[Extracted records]
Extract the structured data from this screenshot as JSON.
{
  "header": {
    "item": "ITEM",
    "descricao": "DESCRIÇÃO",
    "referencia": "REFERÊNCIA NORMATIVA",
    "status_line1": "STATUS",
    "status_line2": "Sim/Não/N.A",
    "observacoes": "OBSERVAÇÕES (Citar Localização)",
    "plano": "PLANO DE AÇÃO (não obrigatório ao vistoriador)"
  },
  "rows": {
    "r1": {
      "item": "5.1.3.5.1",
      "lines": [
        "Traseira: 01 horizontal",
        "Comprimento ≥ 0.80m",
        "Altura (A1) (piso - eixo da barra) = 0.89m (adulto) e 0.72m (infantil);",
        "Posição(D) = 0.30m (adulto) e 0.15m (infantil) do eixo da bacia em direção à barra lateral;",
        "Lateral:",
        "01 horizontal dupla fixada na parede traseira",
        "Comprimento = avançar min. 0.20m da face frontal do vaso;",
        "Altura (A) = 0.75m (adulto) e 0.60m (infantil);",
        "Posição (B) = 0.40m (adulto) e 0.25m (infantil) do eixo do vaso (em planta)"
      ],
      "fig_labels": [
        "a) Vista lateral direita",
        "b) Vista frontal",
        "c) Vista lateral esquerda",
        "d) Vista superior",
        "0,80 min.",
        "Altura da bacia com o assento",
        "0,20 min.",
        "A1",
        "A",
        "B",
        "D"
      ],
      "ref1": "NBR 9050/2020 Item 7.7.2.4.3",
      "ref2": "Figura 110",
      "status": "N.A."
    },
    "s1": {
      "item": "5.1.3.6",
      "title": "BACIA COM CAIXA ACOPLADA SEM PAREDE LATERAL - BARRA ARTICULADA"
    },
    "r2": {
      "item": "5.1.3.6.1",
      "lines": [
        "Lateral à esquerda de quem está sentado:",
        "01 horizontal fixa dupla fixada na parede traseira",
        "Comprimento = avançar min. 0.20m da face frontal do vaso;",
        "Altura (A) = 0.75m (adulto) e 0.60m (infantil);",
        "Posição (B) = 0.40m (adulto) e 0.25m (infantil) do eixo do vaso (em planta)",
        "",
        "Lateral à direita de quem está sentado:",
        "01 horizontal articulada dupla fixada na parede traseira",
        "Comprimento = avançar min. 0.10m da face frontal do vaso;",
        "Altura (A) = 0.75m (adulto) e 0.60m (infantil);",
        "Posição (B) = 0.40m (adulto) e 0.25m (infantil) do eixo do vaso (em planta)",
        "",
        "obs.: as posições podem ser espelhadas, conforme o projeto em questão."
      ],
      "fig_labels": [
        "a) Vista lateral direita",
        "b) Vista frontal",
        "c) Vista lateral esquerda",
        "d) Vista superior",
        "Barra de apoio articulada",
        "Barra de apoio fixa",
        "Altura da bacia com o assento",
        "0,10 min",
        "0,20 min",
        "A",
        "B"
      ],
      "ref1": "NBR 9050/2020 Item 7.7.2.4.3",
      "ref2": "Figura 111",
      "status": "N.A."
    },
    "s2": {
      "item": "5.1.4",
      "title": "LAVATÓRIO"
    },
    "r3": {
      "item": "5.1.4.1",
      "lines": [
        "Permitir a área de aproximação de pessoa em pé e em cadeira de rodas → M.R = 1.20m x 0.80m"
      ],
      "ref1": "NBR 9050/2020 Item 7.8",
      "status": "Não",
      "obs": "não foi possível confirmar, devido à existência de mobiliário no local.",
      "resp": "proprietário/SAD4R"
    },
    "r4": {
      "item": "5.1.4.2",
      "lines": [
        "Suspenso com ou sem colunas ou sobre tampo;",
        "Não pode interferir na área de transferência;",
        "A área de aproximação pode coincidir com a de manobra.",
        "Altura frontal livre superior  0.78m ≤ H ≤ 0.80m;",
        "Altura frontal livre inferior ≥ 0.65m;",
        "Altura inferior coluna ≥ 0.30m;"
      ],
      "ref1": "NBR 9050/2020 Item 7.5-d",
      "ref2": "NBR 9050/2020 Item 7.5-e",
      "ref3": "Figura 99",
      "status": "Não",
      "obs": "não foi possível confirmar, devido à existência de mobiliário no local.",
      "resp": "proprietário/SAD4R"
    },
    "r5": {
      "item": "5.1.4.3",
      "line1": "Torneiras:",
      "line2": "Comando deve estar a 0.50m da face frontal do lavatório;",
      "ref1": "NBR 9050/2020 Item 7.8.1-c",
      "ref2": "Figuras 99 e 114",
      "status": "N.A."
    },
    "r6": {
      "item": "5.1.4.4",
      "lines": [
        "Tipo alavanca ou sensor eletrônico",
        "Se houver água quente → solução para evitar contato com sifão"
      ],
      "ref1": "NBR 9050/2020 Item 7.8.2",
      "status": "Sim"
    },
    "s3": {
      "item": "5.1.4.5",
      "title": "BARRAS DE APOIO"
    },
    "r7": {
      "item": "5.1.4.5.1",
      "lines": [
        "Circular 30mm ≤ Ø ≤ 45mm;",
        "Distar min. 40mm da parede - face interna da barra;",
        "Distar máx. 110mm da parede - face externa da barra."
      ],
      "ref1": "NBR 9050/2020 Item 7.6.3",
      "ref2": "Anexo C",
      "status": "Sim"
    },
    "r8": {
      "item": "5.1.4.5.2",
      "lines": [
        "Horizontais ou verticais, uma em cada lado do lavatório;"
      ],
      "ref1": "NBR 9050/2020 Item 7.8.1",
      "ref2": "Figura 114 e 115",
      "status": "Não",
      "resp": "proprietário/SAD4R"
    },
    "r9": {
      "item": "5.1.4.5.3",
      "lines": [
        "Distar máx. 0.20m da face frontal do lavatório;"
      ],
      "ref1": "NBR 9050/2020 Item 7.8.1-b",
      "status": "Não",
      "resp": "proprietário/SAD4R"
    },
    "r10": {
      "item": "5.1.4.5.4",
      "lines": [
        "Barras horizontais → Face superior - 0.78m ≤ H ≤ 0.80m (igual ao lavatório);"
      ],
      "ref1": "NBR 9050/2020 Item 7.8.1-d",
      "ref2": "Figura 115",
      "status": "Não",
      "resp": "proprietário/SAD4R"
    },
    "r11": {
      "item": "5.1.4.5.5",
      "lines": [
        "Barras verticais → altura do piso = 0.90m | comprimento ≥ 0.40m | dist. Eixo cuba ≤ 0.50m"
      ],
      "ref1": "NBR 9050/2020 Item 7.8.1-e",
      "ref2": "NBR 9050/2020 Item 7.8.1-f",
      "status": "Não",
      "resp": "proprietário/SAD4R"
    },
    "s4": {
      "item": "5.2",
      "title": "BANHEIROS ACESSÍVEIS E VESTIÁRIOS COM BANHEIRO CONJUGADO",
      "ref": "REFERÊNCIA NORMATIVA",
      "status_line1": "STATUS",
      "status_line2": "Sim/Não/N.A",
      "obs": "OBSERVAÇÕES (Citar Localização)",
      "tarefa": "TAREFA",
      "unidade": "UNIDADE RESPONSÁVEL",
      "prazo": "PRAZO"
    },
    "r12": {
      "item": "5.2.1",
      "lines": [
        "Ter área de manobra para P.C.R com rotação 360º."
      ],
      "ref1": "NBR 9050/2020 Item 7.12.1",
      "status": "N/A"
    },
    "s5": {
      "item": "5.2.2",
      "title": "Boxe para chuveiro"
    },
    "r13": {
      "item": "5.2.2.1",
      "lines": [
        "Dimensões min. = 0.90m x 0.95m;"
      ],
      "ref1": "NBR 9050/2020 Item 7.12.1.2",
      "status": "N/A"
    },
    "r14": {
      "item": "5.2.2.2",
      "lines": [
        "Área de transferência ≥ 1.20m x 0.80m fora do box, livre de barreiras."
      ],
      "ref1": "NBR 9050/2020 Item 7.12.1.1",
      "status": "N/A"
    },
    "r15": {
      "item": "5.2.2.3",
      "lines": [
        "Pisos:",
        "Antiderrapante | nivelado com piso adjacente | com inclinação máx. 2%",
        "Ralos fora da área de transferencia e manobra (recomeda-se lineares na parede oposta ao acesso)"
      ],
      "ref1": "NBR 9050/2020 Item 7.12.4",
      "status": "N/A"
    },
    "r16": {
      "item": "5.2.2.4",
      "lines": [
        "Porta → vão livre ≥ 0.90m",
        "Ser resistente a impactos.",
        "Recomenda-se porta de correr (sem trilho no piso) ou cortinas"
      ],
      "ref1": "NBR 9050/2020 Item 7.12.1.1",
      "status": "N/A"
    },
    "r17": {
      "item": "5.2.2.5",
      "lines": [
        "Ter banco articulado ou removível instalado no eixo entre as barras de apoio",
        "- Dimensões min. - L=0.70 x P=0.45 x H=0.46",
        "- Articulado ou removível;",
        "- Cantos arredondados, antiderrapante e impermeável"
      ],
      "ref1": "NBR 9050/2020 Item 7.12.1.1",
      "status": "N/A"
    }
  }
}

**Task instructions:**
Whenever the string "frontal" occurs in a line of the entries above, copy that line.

**Reply:**
        "Comprimento = avançar min. 0.20m da face frontal do vaso;",
        "b) Vista frontal",
        "Comprimento = avançar min. 0.20m da face frontal do vaso;",
        "Comprimento = avançar min. 0.10m da face frontal do vaso;",
        "b) Vista frontal",
        "Altura frontal livre superior  0.78m ≤ H ≤ 0.80m;",
        "Altura frontal livre inferior ≥ 0.65m;",
      "line2": "Comando deve estar a 0.50m da face frontal do lavatório;",
        "Distar máx. 0.20m da face frontal do lavatório;"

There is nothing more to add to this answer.